The day Calvin Johnson was shut out

ALLEN PARK, Mich. -- On Oct. 21, 2006, in a nationally televised game with ESPN's "College GameDay" on site, the Clemson Tigers pulled off a feat most thought was impossible, and one that hasn't been replicated since. They shut out Calvin Johnson.

When former Tigers coach Tommy Bowden was interviewing Vic Koenning to become his defensive coordinator after the 2004 season, part of the interview, Koenning said, focused on the plan he had to double-team wide receivers. The main concern was Johnson, a rising star at Georgia Tech.

To account for Johnson, Koenning developed what he called a "Cover 21," in reference to Johnson's jersey number. Koenning devised this plan before the Tigers' 2005 game at Georgia Tech, when Johnson was limited to four catches for 46 yards. Koenning used the tape of that game, which Clemson lost 10-9, to tweak his creation.

It set up the next season's matchup, the only time in Johnson's pro or college careers he has been held without a catch.

So how did Koenning and Clemson do it?

"It is not as complicated as what you may think," Koenning said. "Those [zone] coverages are probably on the 'Madden' football game. By doing it based on where he was, that was the unique part of it."

On likely passing downs, the Tigers often had a linebacker sit underneath in case quarterback Reggie Ball tried to hit Johnson on a short route. As Johnson ran downfield, a cornerback and safety bracketed Johnson to keep him from breaking free for big plays.

The scheme began as a variation of a basketball box-and-one with a hybrid of man and zone coverage essentially boxing Johnson in. This disrupted Ball, who targeted Johnson just three times.

The way Koenning deployed his linebackers, sitting them underneath to cut off short and intermediate routes, came from his first boss in college football, Charlie Bailey at Memphis State, who employed a two-deep zone with linebackers cutting off shorter routes.

If Johnson lined up outside, Clemson "did a strong rotation" toward Johnson. The cornerback assigned to Johnson mixed press and off coverage depending on the play in an attempt to confuse Johnson and Ball.

If Johnson switched sides, defenders remained in their spots, but Clemson flipped the coverage. If Johnson moved inside, the Tigers rotated the safety into the box and tried to jam Johnson.

Clemson also kept the 5-foot-11 Ball hemmed into the pocket during pass-rush situations, limiting his ability to see shorter routes over the middle. Koenning mandated that everything had to go outside -- eliminating one-third of the field.

"It was a tough game," Johnson said. "I don't remember who I was going up against or anything like that. They didn't switch guys, but they had a couple of good guys. A couple guys that played in the [NFL] on that secondary."

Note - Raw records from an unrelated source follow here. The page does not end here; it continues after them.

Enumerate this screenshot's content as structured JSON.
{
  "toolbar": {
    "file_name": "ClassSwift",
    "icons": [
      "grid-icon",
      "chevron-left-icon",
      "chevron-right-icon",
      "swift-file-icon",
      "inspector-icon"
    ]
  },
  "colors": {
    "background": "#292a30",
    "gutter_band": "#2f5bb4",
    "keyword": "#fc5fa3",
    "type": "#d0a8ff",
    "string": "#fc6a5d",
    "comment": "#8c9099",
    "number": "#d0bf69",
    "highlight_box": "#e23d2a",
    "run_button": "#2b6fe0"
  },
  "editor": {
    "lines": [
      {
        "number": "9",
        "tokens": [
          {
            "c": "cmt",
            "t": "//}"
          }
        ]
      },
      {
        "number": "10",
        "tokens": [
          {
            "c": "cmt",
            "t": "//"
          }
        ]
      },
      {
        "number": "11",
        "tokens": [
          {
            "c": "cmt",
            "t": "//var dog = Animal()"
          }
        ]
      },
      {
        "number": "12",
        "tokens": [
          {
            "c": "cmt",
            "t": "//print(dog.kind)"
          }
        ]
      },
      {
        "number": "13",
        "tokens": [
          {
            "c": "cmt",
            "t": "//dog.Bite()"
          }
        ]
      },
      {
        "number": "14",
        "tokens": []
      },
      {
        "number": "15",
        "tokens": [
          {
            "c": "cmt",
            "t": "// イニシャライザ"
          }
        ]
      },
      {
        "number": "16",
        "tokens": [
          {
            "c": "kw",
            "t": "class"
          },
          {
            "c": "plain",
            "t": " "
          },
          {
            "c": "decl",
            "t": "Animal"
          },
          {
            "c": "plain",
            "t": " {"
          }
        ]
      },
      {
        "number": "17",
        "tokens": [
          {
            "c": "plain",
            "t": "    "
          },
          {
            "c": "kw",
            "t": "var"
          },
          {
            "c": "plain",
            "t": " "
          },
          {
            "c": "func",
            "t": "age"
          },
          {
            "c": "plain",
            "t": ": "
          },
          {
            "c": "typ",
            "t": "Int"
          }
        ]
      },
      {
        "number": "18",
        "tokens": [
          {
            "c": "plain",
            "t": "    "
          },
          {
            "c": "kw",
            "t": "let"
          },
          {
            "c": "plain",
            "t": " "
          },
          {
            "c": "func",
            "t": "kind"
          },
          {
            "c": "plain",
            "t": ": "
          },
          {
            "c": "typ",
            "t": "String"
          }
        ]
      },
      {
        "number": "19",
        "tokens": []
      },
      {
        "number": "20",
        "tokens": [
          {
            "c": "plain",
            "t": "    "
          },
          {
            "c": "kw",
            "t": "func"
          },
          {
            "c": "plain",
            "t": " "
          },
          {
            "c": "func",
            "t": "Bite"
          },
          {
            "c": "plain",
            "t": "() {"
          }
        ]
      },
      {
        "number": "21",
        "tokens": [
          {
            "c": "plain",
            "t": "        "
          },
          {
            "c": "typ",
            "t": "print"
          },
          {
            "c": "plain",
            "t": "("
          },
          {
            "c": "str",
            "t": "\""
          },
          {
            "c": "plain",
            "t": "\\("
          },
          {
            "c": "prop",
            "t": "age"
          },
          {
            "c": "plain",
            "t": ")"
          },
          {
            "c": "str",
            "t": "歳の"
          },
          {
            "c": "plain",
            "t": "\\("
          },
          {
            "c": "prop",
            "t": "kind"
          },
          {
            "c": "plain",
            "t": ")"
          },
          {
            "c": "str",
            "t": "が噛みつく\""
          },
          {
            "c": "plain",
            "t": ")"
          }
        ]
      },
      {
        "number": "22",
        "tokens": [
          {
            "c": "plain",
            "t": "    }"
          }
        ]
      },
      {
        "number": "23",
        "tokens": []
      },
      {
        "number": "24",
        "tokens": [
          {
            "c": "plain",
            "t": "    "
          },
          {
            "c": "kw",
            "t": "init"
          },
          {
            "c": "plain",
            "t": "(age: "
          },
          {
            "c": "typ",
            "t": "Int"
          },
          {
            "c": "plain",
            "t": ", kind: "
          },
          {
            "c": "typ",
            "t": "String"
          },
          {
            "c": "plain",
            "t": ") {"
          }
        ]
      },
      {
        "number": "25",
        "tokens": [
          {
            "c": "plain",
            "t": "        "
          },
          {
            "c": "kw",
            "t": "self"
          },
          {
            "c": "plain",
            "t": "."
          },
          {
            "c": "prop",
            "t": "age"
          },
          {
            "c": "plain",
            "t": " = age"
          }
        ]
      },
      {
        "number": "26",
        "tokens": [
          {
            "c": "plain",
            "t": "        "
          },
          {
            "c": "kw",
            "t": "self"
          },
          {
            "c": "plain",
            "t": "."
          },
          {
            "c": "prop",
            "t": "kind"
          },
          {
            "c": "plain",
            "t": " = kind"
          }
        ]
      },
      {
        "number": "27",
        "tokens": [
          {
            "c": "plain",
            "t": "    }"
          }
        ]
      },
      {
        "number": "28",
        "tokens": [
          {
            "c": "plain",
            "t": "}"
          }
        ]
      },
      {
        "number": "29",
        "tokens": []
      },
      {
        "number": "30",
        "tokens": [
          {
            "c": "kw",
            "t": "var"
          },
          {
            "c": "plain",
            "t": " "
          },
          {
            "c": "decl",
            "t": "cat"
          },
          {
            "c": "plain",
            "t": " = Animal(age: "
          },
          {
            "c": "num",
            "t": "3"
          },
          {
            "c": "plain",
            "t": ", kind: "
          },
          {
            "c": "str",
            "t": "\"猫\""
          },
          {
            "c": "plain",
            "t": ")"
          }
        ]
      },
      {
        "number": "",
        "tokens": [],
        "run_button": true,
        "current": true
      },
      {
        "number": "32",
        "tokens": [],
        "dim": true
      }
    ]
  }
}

Koenning could afford to take chances with his back seven because of the confidence he had in his defensive front, which included future NFL draft picks Phillip Merling, Darell Scott and the late Gaines Adams. The combination of an unspectacular quarterback in Ball and a dominant defensive line allowed Clemson to successfully use this strategy, and it's part of the reason why future defenses couldn't duplicate Koenning's success. In the NFL, the Detroit Lions' other offensive weapons would make this type of defense extremely risky.

Plus, Clemson made it the focus of its entire week of practice.

"We were confident in it," said Houston Texans safety Chris Clemons, a sophomore on that Clemson team. "We talked about it all week, especially the secondary and linebackers. We all [were] hyped. We all were talking about it."

Johnson's only touch came on a rushing attempt when he lined up in the backfield. Ball pitched the ball to him on an option on the left side, but Clemson had the play covered. Johnson ran over Tigers cornerback C.J. Gaddis but still was tackled for a 4-yard loss. Clemson went on to win 31-7.

The Tigers defense wasn't perfect -- Clemons was flagged for pass interference against Johnson on Georgia Tech's first offensive play, for instance -- but it was effective enough to fluster a Yellow Jackets offense accustomed to seeing opponents focus on Johnson.

For one game, though, Clemson made Johnson a nonfactor.

"They doubled him up and wouldn't let him catch it," said Chan Gailey, Georgia Tech's head coach from 2002-07. "They tried to jam him at the line. They did the best job of anybody.

"People tried to copy it, but we got better at moving him around and doing some different things after that game. They were they only ones who really did anything major against him."